One key example of his advocacy is the Children's Health Insurance Program or CHIP as it is better known. In the 1990s, members like Jay Rockefeller came together and created CHIP to ensure low-income children of working parents had access to health care. When my father was governor of Pennsylvania, he signed into law the CHIP program that initially insured over 50,000 children across the state and served as a model for the national program. On a personal level, I thank Senator Rockefeller for helping to expand this program to children around the country and I look forward to working with my colleagues to ensure CHIP remains strong for children in the years ahead.
In 2009 health care reform was on the agenda again and Jay Rockefeller played a key role in getting a number of important provisions included. He pushed to expand Medicaid and to make sure insurance companies actually spent the bulk of dollars on health care and not administrative costs. He also worked to ensure that information provided to consumers buying insurance on the exchange could be understood by all, and, of course, he led the charge to protect CHIP kids and make sure they did not end up with the short end of the stick.
Senator Rockefeller's work extends far beyond health care and children. Coal miners and their families have had no better friend in the Senate than Jay Rockefeller. He has tirelessly fought and won battles to protect their health, safety and pensions while also protecting and preserving Black Lung benefits for workers made sick by doing their jobs. His advocacy in this body will be missed. Now it is up to the rest of us to carry the torch.
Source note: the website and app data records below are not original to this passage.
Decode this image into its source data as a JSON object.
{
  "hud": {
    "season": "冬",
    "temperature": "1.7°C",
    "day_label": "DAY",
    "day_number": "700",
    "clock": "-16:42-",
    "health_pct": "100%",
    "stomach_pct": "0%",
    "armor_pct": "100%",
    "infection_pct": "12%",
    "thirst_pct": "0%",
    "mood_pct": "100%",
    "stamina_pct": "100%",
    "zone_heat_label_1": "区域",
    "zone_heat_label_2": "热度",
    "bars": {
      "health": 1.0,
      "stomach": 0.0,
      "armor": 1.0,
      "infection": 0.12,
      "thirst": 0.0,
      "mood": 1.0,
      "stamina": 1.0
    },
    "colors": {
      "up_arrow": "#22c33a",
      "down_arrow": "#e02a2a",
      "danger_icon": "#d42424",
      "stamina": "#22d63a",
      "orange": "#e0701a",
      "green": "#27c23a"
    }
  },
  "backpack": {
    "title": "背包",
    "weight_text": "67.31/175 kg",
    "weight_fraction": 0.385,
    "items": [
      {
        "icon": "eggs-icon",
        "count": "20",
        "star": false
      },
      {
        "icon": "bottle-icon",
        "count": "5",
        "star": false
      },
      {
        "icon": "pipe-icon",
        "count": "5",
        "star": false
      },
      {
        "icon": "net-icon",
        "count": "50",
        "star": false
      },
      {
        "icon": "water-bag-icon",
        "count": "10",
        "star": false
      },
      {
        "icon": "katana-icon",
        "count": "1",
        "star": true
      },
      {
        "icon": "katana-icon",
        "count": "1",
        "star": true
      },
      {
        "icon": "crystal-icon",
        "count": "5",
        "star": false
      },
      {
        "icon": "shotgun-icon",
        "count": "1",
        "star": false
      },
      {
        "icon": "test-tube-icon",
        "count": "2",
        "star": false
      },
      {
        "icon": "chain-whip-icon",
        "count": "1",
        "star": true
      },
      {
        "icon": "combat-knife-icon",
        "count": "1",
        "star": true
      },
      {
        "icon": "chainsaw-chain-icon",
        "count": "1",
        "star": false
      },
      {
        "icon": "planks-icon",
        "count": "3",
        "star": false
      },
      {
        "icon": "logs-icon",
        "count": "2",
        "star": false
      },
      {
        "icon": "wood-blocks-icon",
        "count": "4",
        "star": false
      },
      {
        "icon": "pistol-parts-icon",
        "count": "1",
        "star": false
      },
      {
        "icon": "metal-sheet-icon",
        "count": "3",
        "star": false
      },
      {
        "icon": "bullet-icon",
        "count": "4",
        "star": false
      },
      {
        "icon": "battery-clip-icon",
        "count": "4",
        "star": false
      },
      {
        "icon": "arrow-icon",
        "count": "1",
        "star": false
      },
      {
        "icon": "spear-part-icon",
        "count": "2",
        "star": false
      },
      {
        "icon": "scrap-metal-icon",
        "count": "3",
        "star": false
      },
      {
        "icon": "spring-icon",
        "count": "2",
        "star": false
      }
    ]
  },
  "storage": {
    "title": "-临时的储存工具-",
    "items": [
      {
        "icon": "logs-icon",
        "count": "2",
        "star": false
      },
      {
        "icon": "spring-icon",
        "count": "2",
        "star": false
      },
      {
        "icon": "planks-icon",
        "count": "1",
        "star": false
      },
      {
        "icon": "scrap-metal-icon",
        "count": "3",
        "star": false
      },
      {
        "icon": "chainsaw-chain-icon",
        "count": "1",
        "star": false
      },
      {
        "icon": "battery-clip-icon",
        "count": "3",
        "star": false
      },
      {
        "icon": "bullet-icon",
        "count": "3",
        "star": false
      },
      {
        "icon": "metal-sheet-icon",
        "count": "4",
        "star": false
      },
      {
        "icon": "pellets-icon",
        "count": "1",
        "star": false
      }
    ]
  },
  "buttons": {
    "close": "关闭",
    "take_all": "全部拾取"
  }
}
Senator Rockefeller is quoted as follows in the Charleston Daily Mail last year: ``Rockefeller said he knew all the Kennedys well but liked Bobby best. `Because he struck me,' Rockefeller said. `He had a soul, and there are a lot of photographs of him in West Virginia later when he ran for president sitting on a slag heap, looking mournful, looking off into the distance, thinking, `Why does this condition exist, what can I do?' '' Jay Rockefeller also has a soul and he has spent his life asking those same questions and finding ways to make things better. We will miss him in the Senate. We will miss his conscience and his voice, but we will never forget his example. I thank him for his decades of service and wish him well.